I love Hans Rosling's TED Talks and his were some of the very first and also some of the first that I ever watched some 15 years ago. Factfulness I listened to. The main theme of the book is that things are getting better in the world overall (medicine, life expectancy, elimination of poverty, decreasing child mortality) - as proven by data and research. Hans wants us to have a more positive outlook because of this and also to ask questions, don't just accept what we're told by sensationalist media and to verify what we hear and thinking for this to become a proven known and not just what we believe.

I can agree with him that things are getting better in the World - the data shows this, but I still can't help feeling blue about the general state of thing because of the influence of my South African experiences. Everyday I encounter for the people struggling and suffering in the here and now, it doesn't help them now to know that their children's children should be better off than they are. They're still stuck in a hard existence. Good book, solid content and good lessons.

I finished The White Masai on New Year. I picked the book up at a xmas fund-raising market a few weeks ago. This is an interesting story of a woman who visits Kenya, falls for a Masai guy and gives up her life to live in the sticks. 

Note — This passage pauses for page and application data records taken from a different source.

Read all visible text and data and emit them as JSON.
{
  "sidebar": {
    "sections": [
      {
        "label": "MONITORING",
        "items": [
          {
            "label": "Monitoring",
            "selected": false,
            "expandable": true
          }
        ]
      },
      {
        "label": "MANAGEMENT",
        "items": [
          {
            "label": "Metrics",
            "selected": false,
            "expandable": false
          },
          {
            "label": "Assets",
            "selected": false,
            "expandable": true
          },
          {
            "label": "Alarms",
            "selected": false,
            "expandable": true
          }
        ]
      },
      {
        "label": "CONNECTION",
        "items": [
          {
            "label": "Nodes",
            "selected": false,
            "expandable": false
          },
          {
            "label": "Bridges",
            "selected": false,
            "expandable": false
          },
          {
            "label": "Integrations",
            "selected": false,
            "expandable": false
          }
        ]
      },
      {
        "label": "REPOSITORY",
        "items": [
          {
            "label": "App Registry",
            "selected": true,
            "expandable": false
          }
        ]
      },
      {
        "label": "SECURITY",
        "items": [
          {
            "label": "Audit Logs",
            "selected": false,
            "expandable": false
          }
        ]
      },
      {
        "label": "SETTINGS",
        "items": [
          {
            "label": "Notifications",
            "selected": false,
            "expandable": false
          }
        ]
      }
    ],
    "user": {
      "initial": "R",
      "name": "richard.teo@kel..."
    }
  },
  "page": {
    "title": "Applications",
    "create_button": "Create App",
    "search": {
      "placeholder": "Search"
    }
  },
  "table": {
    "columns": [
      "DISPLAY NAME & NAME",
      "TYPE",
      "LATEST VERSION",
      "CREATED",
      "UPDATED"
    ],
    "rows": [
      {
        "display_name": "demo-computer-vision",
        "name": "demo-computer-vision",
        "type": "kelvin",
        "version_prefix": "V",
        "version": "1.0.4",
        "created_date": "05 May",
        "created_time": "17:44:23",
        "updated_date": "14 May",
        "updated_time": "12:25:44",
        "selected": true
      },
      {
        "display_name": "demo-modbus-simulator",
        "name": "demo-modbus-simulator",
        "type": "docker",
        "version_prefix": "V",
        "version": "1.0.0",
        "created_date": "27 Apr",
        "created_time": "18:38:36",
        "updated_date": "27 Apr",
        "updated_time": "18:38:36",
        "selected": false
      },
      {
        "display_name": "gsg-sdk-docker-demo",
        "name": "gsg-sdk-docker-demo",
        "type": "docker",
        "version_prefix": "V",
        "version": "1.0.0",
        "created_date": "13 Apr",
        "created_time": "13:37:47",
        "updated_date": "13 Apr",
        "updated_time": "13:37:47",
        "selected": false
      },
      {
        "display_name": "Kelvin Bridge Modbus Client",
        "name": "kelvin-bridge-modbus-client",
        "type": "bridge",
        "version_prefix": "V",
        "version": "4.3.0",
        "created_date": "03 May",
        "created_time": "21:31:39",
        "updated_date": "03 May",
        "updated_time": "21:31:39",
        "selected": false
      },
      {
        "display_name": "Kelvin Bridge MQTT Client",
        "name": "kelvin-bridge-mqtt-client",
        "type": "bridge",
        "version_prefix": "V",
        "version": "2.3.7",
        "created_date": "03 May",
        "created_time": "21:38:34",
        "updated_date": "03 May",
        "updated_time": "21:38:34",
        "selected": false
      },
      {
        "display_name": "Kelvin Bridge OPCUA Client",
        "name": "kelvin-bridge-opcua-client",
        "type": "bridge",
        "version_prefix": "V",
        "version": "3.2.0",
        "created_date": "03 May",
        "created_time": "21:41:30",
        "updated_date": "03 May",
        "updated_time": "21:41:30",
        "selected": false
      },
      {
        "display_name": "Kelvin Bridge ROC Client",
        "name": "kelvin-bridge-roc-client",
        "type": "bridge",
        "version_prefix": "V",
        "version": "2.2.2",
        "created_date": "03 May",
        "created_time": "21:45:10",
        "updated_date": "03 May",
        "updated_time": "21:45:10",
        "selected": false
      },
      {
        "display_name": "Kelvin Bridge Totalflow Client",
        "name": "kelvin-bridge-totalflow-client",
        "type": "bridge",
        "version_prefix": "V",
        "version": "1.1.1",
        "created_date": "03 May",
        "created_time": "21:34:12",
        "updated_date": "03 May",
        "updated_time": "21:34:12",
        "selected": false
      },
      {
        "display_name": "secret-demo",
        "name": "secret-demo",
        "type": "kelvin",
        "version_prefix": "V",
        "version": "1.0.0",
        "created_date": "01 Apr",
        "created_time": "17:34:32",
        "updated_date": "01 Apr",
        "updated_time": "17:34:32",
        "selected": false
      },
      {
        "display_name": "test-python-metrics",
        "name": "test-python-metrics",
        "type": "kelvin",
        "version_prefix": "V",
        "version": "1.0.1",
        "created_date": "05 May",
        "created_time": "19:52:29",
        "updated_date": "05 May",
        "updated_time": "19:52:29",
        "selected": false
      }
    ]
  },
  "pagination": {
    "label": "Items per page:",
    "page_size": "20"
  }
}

Throughout the book I was bewildered by the author - her choices, decisions and motivations that really got her into a ghastly situation; one that she was fortunately able to get out of. She is resourceful, adaptable and courageous but also determined, single-minded and obsessive. She has two other books. If I come across them, I'll probably read them because I'm curious as to what happens next in her life. I have Googled her and her daughter but I'd be interested to know the inside story from her books. 

As the year turned, I completed listening to a superb series of lectures on 'The History of Scientific Medicine Revealed Through Biography'. This was a free audiobook on Audible. Every one of the 12 lectures had me captivated by the times, characters and discoveries. I would listen to another two dozen of these lectures without hesitation. The lecturer, Professor Sherwin Nuland, is superb in his delivery of educational content in a story woven with facts and good humour.

I've downloaded another of these lecture series listens, which I'll start in the next day or two. Audible also had a 2 for 1 credit sale last week so I've got four new books to listen to.